Enlightenment is not just a rendezvous; it’s also a journey. Every moment in this creative adventure comes with a spark. Every milestone in this journey is as important as the one before or after. The magic words of Rabindranath Tagore come alive so vividly:
My pilgrimage is not/ At the end of the road;/ My temples are all there/ On both sides of my path. (Translation mine)
An old Zen poem on Enlightenment comes to mind:
Before enlightenment, mountains are mountains and rivers are rivers./ During enlightenment, mountains are no more mountains, rivers are no more rivers./ After enlightenment, mountains are once again mountains, rivers are once again rivers.
With the dawning of enlightenment, the phenomenal world does not change but what changes is our way of looking at the world and experiencing it.
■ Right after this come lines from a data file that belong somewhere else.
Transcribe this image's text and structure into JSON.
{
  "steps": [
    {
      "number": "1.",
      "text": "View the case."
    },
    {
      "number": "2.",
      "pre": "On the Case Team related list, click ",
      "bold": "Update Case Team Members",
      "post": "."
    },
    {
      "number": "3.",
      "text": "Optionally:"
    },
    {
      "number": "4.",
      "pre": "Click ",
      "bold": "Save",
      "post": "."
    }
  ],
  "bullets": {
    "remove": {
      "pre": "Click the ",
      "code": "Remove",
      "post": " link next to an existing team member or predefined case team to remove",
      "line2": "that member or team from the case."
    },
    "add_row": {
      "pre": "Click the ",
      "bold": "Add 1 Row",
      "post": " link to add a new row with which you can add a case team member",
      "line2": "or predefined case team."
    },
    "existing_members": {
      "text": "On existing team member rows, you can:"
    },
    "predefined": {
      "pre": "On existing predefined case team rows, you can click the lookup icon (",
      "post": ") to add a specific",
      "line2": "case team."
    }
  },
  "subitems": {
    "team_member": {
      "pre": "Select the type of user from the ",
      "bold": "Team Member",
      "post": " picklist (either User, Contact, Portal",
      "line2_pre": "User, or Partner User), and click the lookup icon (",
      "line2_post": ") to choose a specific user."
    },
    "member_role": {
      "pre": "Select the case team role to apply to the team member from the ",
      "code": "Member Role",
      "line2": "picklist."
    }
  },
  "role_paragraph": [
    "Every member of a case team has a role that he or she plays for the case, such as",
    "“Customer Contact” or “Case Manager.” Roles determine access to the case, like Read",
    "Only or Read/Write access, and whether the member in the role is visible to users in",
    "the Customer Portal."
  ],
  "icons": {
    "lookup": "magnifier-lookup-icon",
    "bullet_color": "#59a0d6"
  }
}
Arts and literature make this happen by breaking open the stagnant chambers of claustrophobic structured management education dominated by linear thinking and binary logic by ushering in fresh air and new light. We learn to see the world and ourselves with an enlightened perspective.
Let me conclude on a personal note. In the summer of 2006, I was in Europe and found time to go up to the Vienna woods, the haven of contemplation for many great masters. The bus stopped midway, and we got down. Walking a few yards, I found myself in front of a cottage. The plaque on the front wall informed that Einstein had lived here. I stood there for a few moments. Then I walked ahead to find a house where Beethoven had lived. In my mind’s eye, I could see Beethoven in a pensive mood looking for the tunes in the Vienna woods while Einstein playing the violin in a moment of retreat from science. I stood still in ecstasy amidst the enchanting smell of the vineyards, while the Danube and the panorama of Vienna lay stretched in front. Science and arts, in perfect communion, how could it be? From the depth of silence the answer came to me from Beethoven’s last quartet that I had once read in a book by Milan Kundera, The Unbearable Lightness of Being:
Muss es sein? Es muss sein.
Must it be? It must be.
It was a moment of Truth – “an instant made eternity”. (Browning)